Sunday, February 5, 2017

'Home' from PaulOG: Hearth and Home on the Ohio River

Presenting a frontier log cabin and its defenders for our French Indian War campaign: 
Protecting Hearth and Home against a War Party

The Ohio River valley is rugged place where settlers carve out their lives the hard way.  It's a tough existence and every cabin needs protection from raiders, thieves and worse.  So in addition to the homestead, there are six stout defenders (figs by Galloping Major).  Even the Parson needs to take up arms to defend his flock, but my favourite is the balding shopkeeper with the blunderbuss (Indian figures are not part of this round and were previously submitted).

I initially painted this Old Gory resin cabin with a grey, weathered look and while that was realistic it was a bit boring.  I have also been trying to put more colour on my tabletop lately; too many of my figures are drab greys, browns and greens.  So I stripped and repainted it as a more recently built cabin with freshly split shingles and newly hewn logs.  I’m glad I did and like the brighter overall look.  I also added a few sacks, barrels and to homewares from my bits box to give it a lived in feel.
The cabin has a removable roof and the interior has simple but nice detail which I have done in a worn, used style.  I have some furniture but left them out to make it more useable for gaming.  There is only the single door but each side has 1 or more windows from which to present defensive musketry.

Overall a fun project to build some needed FIW terrain for our table, and add an Armed Civilian unit to my Sharp Practice 2 force. Thanks to Alan for the donation of those figures (they only took 5 months to paint up mate!)

"To Arms! To Arms!"


  1. That's a lovely model and nicely painted Paul.

  2. Nicely painted and furnished, Paul!

  3. Really nice model and I like it colourful!
    Best Iain

  4. That's a great looking building Paul.

  5. Absolutely excellent work Paul and so wonderfully staged as well.

  6. I very nearly did a French Indian Log Cabin.
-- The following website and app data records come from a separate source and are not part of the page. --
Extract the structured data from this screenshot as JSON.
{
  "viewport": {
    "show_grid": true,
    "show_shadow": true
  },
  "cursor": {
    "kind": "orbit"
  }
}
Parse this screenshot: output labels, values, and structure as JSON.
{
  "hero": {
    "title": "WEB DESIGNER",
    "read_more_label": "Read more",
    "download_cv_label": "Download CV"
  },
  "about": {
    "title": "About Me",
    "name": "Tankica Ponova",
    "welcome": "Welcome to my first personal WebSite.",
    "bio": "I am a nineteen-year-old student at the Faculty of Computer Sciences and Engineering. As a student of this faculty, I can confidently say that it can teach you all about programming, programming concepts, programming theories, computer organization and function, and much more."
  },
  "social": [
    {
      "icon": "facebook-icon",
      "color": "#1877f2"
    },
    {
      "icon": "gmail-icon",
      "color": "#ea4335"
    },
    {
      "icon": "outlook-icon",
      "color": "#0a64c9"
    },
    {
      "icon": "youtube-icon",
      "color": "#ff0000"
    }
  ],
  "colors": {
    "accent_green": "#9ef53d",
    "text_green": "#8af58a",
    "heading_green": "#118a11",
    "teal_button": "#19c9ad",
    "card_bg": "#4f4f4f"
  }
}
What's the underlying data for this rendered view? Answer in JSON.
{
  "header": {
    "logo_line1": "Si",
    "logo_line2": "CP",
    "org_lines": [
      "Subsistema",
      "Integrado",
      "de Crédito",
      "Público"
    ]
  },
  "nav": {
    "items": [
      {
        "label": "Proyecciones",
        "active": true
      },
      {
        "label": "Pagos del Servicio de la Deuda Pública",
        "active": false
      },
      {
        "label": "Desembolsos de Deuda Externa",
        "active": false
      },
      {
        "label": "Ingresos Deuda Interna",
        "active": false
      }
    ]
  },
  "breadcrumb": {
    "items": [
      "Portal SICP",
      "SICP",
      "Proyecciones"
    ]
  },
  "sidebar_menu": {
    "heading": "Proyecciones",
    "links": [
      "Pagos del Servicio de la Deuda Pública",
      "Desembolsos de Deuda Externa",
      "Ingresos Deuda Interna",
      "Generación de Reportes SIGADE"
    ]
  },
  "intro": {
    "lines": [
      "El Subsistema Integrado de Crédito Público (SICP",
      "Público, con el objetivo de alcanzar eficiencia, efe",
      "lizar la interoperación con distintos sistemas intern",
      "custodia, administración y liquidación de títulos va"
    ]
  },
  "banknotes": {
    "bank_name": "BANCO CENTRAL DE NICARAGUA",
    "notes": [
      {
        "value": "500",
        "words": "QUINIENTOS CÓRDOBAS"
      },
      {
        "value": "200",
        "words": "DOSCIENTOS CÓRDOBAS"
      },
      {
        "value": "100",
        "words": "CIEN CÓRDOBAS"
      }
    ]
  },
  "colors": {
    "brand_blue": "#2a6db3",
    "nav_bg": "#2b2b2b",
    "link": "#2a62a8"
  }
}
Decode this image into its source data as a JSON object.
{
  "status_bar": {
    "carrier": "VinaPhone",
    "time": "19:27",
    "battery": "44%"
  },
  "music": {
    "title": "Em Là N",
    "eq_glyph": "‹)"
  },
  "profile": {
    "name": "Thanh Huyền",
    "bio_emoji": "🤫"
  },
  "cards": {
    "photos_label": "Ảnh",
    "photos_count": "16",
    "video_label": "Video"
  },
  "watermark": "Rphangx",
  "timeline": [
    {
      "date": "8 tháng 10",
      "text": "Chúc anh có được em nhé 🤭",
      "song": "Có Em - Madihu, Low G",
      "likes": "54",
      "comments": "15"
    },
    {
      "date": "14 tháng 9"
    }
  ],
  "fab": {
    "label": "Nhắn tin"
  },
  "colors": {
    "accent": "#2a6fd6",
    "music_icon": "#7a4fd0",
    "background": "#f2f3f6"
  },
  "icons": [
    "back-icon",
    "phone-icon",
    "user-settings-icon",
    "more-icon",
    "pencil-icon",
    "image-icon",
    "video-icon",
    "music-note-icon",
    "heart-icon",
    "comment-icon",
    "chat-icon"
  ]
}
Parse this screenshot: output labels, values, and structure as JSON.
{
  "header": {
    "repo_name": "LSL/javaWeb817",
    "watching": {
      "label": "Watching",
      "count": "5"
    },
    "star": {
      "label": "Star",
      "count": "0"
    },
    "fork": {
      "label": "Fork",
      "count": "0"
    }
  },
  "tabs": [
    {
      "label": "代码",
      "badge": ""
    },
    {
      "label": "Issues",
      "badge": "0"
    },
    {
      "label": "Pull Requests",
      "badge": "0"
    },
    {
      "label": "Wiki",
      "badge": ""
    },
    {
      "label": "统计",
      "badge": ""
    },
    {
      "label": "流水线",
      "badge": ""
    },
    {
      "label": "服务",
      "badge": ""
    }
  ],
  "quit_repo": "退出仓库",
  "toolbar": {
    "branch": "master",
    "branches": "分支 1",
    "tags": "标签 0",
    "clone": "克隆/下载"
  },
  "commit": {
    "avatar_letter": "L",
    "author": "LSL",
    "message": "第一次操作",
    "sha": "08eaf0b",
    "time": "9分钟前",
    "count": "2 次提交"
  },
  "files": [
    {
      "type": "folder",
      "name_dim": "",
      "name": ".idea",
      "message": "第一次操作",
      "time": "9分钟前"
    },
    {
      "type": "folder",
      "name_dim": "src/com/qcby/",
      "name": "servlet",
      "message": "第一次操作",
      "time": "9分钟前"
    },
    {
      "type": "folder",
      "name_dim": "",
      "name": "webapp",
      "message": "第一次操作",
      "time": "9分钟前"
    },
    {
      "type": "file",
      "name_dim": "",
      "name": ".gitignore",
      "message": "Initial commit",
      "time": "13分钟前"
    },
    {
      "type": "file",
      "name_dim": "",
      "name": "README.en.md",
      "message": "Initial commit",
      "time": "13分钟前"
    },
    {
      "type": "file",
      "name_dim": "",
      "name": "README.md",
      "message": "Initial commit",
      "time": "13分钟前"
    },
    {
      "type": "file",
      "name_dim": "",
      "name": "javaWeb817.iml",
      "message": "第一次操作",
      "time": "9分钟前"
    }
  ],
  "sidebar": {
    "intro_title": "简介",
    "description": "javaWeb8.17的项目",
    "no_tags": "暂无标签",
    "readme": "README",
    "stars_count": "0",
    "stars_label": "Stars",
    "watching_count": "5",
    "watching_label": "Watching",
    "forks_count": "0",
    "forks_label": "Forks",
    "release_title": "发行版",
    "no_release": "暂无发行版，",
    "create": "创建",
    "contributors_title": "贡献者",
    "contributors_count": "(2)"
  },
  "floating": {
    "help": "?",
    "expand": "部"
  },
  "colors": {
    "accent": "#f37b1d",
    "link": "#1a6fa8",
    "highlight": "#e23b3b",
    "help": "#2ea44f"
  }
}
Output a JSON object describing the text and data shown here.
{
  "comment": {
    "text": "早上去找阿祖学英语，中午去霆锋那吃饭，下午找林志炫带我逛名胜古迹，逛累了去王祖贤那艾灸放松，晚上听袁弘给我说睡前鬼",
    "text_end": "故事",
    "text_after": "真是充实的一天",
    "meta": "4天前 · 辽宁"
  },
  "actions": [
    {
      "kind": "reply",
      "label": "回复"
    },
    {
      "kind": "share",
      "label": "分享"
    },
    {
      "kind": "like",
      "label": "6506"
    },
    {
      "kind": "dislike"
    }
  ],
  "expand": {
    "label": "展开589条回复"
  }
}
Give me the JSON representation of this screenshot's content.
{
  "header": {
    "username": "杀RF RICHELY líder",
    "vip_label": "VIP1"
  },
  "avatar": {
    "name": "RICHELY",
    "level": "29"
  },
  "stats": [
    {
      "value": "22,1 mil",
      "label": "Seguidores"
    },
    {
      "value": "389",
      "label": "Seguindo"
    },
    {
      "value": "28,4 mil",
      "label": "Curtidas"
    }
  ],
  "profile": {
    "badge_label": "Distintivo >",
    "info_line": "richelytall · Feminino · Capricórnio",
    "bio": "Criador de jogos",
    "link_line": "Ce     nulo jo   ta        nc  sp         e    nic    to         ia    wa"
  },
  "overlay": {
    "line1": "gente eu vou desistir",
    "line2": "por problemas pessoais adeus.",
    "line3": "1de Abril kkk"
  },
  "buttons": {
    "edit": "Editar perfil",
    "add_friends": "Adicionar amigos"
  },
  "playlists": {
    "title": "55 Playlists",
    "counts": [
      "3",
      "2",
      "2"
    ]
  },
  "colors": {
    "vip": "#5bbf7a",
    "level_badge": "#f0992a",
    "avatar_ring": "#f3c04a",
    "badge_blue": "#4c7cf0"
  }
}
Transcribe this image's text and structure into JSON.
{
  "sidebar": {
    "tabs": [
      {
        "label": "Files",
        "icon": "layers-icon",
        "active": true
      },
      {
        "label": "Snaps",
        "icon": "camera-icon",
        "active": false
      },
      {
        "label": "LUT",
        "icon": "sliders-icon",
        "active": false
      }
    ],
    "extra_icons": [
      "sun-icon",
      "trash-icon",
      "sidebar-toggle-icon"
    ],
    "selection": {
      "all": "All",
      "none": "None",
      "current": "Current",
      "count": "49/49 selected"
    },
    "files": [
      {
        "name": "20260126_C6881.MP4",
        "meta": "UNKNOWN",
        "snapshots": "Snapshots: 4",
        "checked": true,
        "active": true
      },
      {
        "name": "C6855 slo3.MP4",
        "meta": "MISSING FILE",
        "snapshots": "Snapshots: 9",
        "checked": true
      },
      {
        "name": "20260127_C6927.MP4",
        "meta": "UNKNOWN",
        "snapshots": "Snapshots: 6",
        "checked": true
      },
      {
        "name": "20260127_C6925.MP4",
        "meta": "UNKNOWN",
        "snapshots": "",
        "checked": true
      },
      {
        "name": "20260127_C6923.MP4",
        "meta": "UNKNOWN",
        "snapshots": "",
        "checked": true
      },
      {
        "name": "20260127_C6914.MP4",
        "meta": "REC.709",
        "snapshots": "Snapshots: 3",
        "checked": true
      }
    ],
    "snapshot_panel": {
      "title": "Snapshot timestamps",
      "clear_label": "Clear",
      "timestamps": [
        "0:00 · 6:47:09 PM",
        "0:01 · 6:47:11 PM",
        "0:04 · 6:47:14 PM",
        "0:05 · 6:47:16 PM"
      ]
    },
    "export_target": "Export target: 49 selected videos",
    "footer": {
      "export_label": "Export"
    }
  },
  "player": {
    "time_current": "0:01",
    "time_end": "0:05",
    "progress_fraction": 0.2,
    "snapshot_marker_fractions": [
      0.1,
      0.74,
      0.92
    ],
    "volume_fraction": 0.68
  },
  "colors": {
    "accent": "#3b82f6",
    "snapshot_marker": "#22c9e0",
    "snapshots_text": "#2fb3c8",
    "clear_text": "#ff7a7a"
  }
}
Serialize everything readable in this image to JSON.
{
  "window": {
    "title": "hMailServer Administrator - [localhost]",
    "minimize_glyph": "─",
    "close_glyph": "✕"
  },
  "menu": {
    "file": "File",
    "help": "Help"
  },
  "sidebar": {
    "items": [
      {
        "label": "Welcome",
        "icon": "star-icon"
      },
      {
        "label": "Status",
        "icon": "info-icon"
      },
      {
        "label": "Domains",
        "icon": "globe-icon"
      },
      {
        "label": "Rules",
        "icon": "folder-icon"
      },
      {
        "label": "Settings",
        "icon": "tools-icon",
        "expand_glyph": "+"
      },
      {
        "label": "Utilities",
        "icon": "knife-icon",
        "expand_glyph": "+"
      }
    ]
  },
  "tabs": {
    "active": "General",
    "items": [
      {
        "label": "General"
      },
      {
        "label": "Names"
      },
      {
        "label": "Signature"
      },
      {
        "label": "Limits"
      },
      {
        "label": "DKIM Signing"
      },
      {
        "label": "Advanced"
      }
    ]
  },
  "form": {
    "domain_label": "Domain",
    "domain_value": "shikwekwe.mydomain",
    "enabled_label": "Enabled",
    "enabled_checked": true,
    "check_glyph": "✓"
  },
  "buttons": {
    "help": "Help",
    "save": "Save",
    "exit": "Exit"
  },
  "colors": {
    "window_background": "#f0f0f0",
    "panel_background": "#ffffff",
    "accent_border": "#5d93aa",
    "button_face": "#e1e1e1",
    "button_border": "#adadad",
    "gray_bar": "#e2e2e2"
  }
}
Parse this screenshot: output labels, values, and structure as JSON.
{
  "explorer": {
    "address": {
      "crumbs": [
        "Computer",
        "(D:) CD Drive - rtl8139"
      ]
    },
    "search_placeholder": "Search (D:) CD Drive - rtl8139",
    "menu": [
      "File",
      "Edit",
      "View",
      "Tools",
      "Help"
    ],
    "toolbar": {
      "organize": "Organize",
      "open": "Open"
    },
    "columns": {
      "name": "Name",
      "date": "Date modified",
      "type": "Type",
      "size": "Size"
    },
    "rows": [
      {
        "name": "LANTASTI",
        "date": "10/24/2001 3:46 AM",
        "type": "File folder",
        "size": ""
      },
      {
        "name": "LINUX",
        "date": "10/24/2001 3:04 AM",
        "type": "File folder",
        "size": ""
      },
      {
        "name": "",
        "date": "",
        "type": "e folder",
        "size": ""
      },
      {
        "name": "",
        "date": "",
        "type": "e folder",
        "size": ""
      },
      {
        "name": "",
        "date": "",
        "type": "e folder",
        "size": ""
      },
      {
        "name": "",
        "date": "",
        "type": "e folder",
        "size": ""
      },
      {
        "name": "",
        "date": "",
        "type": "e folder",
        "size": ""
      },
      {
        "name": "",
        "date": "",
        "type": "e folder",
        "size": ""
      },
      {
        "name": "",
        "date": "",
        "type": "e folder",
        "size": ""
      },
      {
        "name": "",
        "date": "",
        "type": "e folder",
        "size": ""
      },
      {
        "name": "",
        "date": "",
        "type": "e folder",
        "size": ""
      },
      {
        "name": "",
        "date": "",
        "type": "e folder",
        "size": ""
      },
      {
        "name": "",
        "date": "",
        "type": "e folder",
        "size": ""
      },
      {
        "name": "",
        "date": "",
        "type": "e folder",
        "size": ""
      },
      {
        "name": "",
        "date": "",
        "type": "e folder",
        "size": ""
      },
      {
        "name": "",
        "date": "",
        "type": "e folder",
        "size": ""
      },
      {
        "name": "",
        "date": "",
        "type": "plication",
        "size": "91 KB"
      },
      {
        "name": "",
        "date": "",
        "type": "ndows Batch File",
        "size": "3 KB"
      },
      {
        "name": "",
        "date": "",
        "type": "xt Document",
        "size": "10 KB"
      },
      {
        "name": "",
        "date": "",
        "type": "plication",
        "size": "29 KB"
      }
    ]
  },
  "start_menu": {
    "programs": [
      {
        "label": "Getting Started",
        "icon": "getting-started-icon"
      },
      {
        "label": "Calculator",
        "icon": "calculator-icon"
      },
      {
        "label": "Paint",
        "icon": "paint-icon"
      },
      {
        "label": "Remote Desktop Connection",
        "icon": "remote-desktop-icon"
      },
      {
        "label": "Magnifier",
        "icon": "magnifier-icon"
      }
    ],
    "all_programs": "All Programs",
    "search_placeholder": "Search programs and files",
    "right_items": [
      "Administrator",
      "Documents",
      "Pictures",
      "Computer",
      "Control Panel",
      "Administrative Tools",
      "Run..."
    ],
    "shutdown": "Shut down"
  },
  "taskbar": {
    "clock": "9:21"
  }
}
Seeing this one though I am very glad the two were not compared I do not think the comparison would have favoured my work.